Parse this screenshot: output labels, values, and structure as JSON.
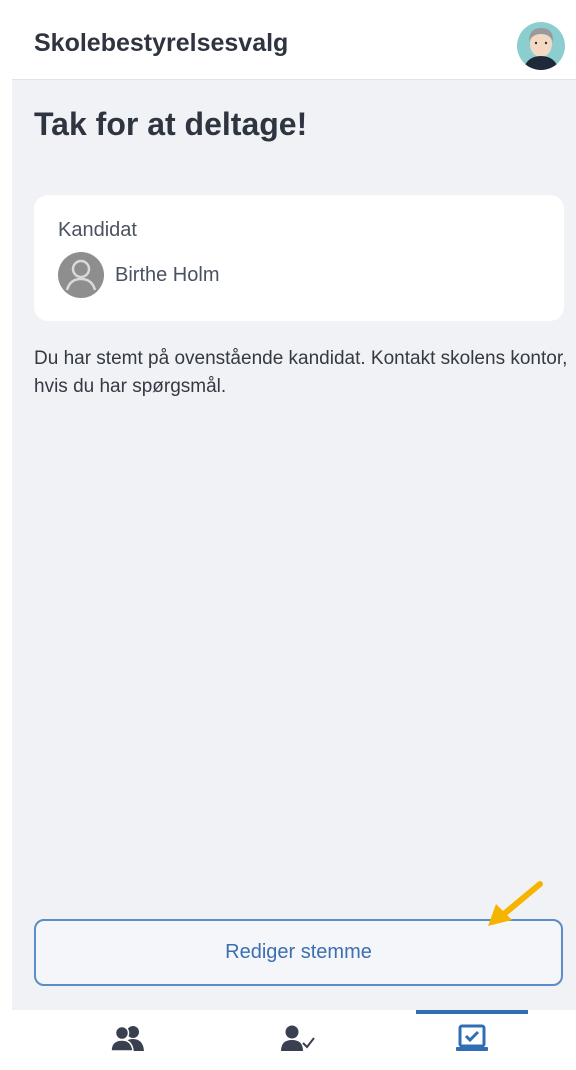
{
  "header": {
    "title": "Skolebestyrelsesvalg",
    "avatar_icon": "user-avatar"
  },
  "main": {
    "heading": "Tak for at deltage!",
    "candidate_card": {
      "label": "Kandidat",
      "candidate_name": "Birthe Holm",
      "avatar_icon": "person-placeholder-icon"
    },
    "info_text": "Du har stemt på ovenstående kandidat. Kontakt skolens kontor, hvis du har spørgsmål.",
    "edit_button_label": "Rediger stemme"
  },
  "bottom_nav": {
    "items": [
      {
        "icon": "people-icon",
        "active": false
      },
      {
        "icon": "person-check-icon",
        "active": false
      },
      {
        "icon": "ballot-check-icon",
        "active": true
      }
    ]
  },
  "colors": {
    "accent": "#2f6db5",
    "button_border": "#5b8ec7",
    "background": "#f1f2f5",
    "annotation_arrow": "#f5b400"
  }
}
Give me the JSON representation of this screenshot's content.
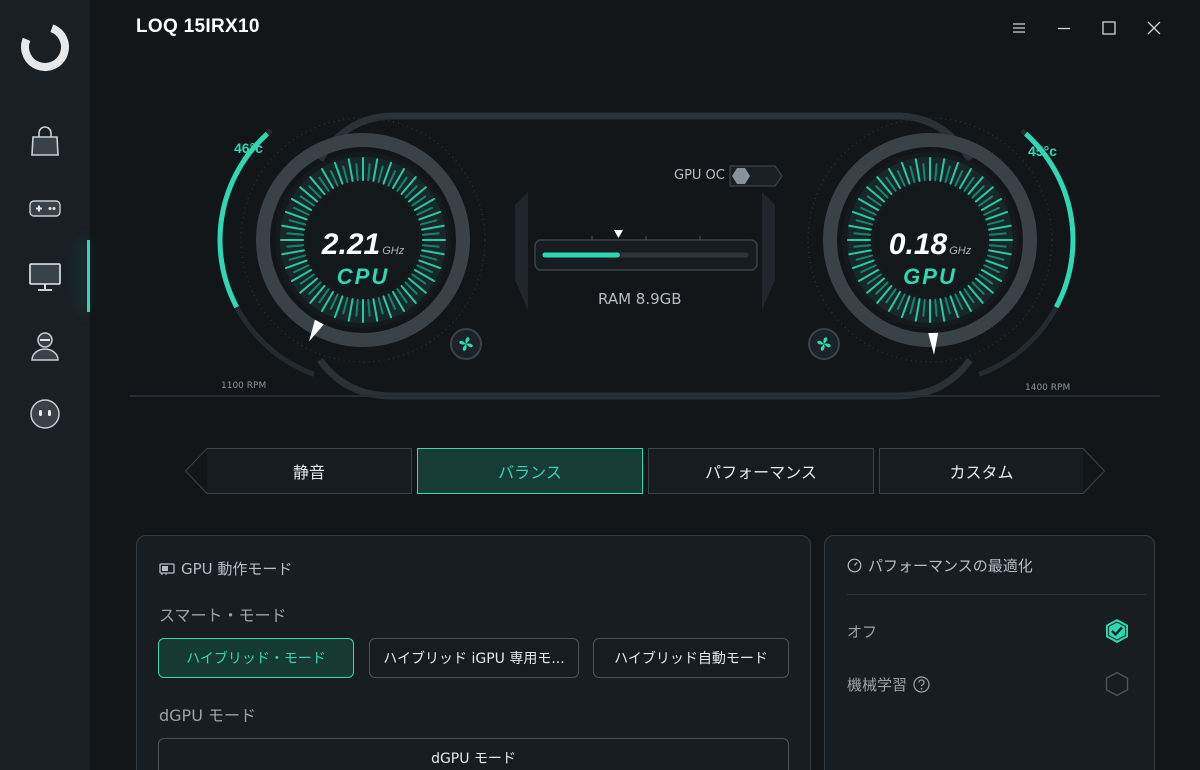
{
  "app": {
    "title": "LOQ 15IRX10"
  },
  "colors": {
    "accent": "#2fd8b3",
    "background": "#121619",
    "sidebar": "#1a1f24"
  },
  "sidebar": {
    "items": [
      {
        "icon": "shopping-bag-icon"
      },
      {
        "icon": "gamepad-icon"
      },
      {
        "icon": "monitor-icon",
        "active": true
      },
      {
        "icon": "user-icon"
      },
      {
        "icon": "robot-face-icon"
      }
    ]
  },
  "dashboard": {
    "cpu": {
      "temp": "46°c",
      "value": "2.21",
      "unit": "GHz",
      "label": "CPU",
      "fan_rpm": "1100 RPM"
    },
    "gpu": {
      "temp": "45°c",
      "value": "0.18",
      "unit": "GHz",
      "label": "GPU",
      "fan_rpm": "1400 RPM"
    },
    "gpu_oc_label": "GPU OC",
    "ram_label": "RAM 8.9GB",
    "ram_fill_fraction": 0.36
  },
  "modes": {
    "tabs": [
      "静音",
      "バランス",
      "パフォーマンス",
      "カスタム"
    ],
    "active_index": 1
  },
  "gpu_panel": {
    "title": "GPU 動作モード",
    "smart_mode_label": "スマート・モード",
    "smart_buttons": [
      "ハイブリッド・モード",
      "ハイブリッド iGPU 専用モ...",
      "ハイブリッド自動モード"
    ],
    "smart_active_index": 0,
    "dgpu_label": "dGPU モード",
    "dgpu_button": "dGPU モード"
  },
  "perf_panel": {
    "title": "パフォーマンスの最適化",
    "options": [
      {
        "label": "オフ",
        "checked": true
      },
      {
        "label": "機械学習",
        "checked": false
      }
    ]
  }
}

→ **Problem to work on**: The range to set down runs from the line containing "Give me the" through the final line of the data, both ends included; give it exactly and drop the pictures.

→ **Exercise response**:
Give me the JSON representation of this screenshot's content.
{
  "app": {
    "title": "LOQ 15IRX10"
  },
  "colors": {
    "accent": "#2fd8b3",
    "background": "#121619",
    "sidebar": "#1a1f24"
  },
  "sidebar": {
    "items": [
      {
        "icon": "shopping-bag-icon"
      },
      {
        "icon": "gamepad-icon"
      },
      {
        "icon": "monitor-icon",
        "active": true
      },
      {
        "icon": "user-icon"
      },
      {
        "icon": "robot-face-icon"
      }
    ]
  },
  "dashboard": {
    "cpu": {
      "temp": "46°c",
      "value": "2.21",
      "unit": "GHz",
      "label": "CPU",
      "fan_rpm": "1100 RPM"
    },
    "gpu": {
      "temp": "45°c",
      "value": "0.18",
      "unit": "GHz",
      "label": "GPU",
      "fan_rpm": "1400 RPM"
    },
    "gpu_oc_label": "GPU OC",
    "ram_label": "RAM 8.9GB",
    "ram_fill_fraction": 0.36
  },
  "modes": {
    "tabs": [
      "静音",
      "バランス",
      "パフォーマンス",
      "カスタム"
    ],
    "active_index": 1
  },
  "gpu_panel": {
    "title": "GPU 動作モード",
    "smart_mode_label": "スマート・モード",
    "smart_buttons": [
      "ハイブリッド・モード",
      "ハイブリッド iGPU 専用モ...",
      "ハイブリッド自動モード"
    ],
    "smart_active_index": 0,
    "dgpu_label": "dGPU モード",
    "dgpu_button": "dGPU モード"
  },
  "perf_panel": {
    "title": "パフォーマンスの最適化",
    "options": [
      {
        "label": "オフ",
        "checked": true
      },
      {
        "label": "機械学習",
        "checked": false
      }
    ]
  }
}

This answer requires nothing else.